The key role of Educational Interpreters

The Victorian Deaf Education Institute (VDEI) is celebrating 10 years of supporting the improvement of educational outcomes for Victorian students who are deaf or hard of hearing.

More than 4500 students in Victorian schools have a hearing loss and many of these students access their learning environment through Auslan (Australian Sign Language). Providing communication access for Victorian students who are deaf or hard of hearing through Auslan is an important role of educational interpreters.

Educational interpreters are specialist support staff who work in partnership with classroom teachers to provide communication and linguistic access to the learning environment.

Daniel Hately, a specialist project officer at VDEI, is leading the Educational Interpreters Workforce Initiative.

'These interpreters have a detailed understanding of the learning and development needs of deaf and hard of hearing students and have the language skills to clearly transfer learning content into Auslan,' Daniel said. 

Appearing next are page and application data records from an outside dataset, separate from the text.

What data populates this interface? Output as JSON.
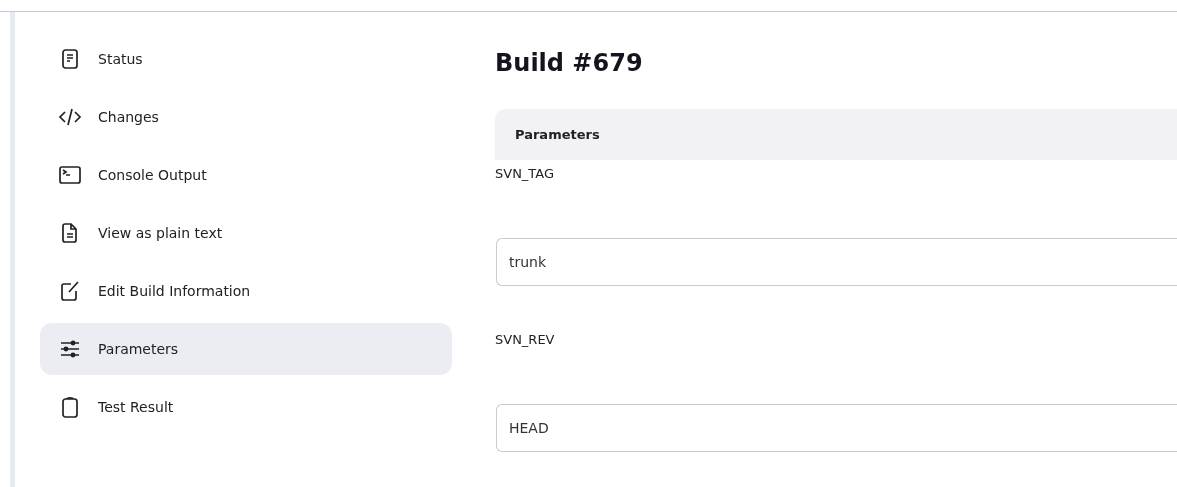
{
  "sidebar": {
    "items": [
      {
        "label": "Status",
        "selected": false
      },
      {
        "label": "Changes",
        "selected": false
      },
      {
        "label": "Console Output",
        "selected": false
      },
      {
        "label": "View as plain text",
        "selected": false
      },
      {
        "label": "Edit Build Information",
        "selected": false
      },
      {
        "label": "Parameters",
        "selected": true
      },
      {
        "label": "Test Result",
        "selected": false
      }
    ]
  },
  "page_title": "Build #679",
  "parameters": {
    "heading": "Parameters",
    "fields": [
      {
        "name": "SVN_TAG",
        "value": "trunk"
      },
      {
        "name": "SVN_REV",
        "value": "HEAD"
      }
    ]
  }
}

Recently, Auslan interpreters have become a common sight on television and in other media, ensuring information is accessible in real time for the deaf community.

Throughout the COVID-19 pandemic and the bushfires emergency, communication has been critical. Daniel played a key role in making information accessible by working as an Auslan media interpreter alongside Premier Daniel Andrews and various ministers as they addressed the Victorian community in daily briefings.

'We are seeing government agencies recognising the importance of providing accessible information for all Victorian people in an emergency,' Daniel said. 

'Providing information in Auslan enables deaf people to be acutely aware of an unfolding situation and make immediate and informed decisions to keep themselves, their families and their community safe.

'Access to information is something many people take for granted.'

VDEI is committed to identifying evidence that informs leading practice in the educational interpreting workforce. Daniel's role at VDEI means he can work with interpreters to improve educational outcomes for Victorian students who are deaf or hard of hearing.

VDEI's commitment to inclusive education for deaf and hard of hearing students is further highlighted by the institute's role in:

  • delivering excellence in professional learning
  • engaging in research projects to identify leading practice in teaching and learning to improve educational, social and wellbeing outcomes of children and young people who are deaf or hard of hearing
  • implementing technology that enables improved curriculum access and inclusion for students who are deaf or hard of hearing
  • promoting the specialised skills of teachers of the deaf and allied professionals by supporting the role they play in providing educational experiences that are inclusive and rewarding for all students
  • contributing to the development of a local and global learning community by strengthening networks for knowledge-sharing and capability building